We all know that the scholastic theologians of the Middle Ages had a great interest in angels. How many of them can dance on the head of a pin? they asked. Modern Christians regard the question as trivial and ridiculous, and certainly, thus stated, it may seem so. But perhaps a medieval theologian would be forgiven for asking, “Why, then, do you moderns have to push past so many angel and cherub trinkets and cards in the local Christian store in order to find a book about the eternal God?”
In fact, this question about heads of pins and dancing angels contains a whole series of other questions: Do angels dance, and if so, why? For dancing (at least in Scripture) is normally a sign of joy. Why would they be so joyful? And what about the head of a pin? Well, it raises intriguing questions about what kind of creatures angels are. Do they take up space the way we do? How do they move through space as they seem to do in Scripture? So—if we really believe in a supernatural universe, and a God who has myriads of heavenly creatures as His servants—these questions about the heavenly branch of the family of God are inherently interesting even if Scripture does not give us all the answers in its three hundred-plus references to angels.
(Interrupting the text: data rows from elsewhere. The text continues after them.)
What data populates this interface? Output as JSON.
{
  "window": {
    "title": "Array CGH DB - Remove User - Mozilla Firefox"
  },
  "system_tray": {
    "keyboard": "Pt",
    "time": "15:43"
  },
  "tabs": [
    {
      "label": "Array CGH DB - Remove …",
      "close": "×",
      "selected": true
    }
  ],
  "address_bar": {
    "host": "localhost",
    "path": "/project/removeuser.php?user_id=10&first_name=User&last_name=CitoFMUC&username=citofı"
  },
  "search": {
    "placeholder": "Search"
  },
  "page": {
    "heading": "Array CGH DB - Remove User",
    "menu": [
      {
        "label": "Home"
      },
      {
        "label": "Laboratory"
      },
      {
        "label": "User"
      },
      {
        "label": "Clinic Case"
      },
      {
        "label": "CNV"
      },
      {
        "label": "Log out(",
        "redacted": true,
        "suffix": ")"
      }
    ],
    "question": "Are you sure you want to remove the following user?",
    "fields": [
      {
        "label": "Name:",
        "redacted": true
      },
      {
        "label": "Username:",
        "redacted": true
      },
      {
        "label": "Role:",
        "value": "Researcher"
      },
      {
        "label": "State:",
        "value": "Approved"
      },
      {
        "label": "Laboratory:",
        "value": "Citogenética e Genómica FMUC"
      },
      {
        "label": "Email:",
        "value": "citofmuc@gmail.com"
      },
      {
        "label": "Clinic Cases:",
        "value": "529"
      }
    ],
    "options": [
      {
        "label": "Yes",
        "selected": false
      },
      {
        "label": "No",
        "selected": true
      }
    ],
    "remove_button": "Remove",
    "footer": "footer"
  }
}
Think of this as you struggle past the trinkets: Have we become so short-sighted in our perspective on reality that we have little interest in the way God governs the cosmos?
In fact, the medieval theologians believed that the angels are also theologians. There is a theologia angelorum, a theology of the angels. If we “do theology,” why wouldn’t angels do it as well? Perhaps there is something we can learn from them (after all, we sing “Praise My Soul the King of Heaven” with its line “Angels help us to adore him”). So, with apologies to C.S. Lewis and Wormwood, imagine a young student writing home from the Gabriel Theological Seminary after his first few days as a freshangel:
“Professor Michael has now given us three brilliant lectures in T.S.A. (Theologia Systematica Angelorum) 101. I thought my notes would interest you! Here they are:
Come to 3rd topic. Refer again to human philosopher Aristotle: Final end in view must be the first thing considered in order to use means that will lead to that end. So, always begin with “end.”
Today: 3rd lecture. Third question: “What is the chief end of man?” Cf. Angelic reports of seventeenth-century earthly Westminster Assembly: “Man’s chief end is to glorify God, and to enjoy him forever.”
This answer parallels yesterday’s topic: “What is the chief end of angels?” Saw answer is: “Angels’ chief end is to glorify God and to enjoy Him forever.”
Reasons for this drawn from (a) the character of God, (b) the nature of creation in general, and (c) the nature and function of angels in particular.
This set us up for the consideration of the angels’ chief end in its earthly dimension in relationship to man’s identical chief end.
But Professor Michael stresses again: remember conclusion reached in first lecture when we asked ultimate question (i.e. the undiluted theological question)—a daring question. “What is the chief end of God?” and the answer? “The chief end of God is to glorify God, and to enjoy Himself forever.”
N.B. Divine glory and joy is the foundation for human joy, angelic joy. Both find their center and source in the Great I Am, Father, Son, and Holy Spirit.
Human theology, angelic theology, divine theology—all have in view the “enjoy” that comes from the glory and glorifying of God.
Cf. the human poet Charles Wesley (eighteenth human century). We angels can also sing:
“Let earth and Heaven combine,
Angels and men agree.”
Professor Michael said tons more—but must rush for dinner: dessert tonight is angel food cake!
Learning so much! Lots of love, Septimus.”
Fanciful, of course, but it helps to make the point. Theology is a joyful and glorious activity because it is ultimately about the glory and joy of our God. Its goal is that of the angels, indeed, of God Himself: this combination of glorifying and enjoying God, which is to the unbeliever the ultimate contradiction but for Christians the discovery of our destiny.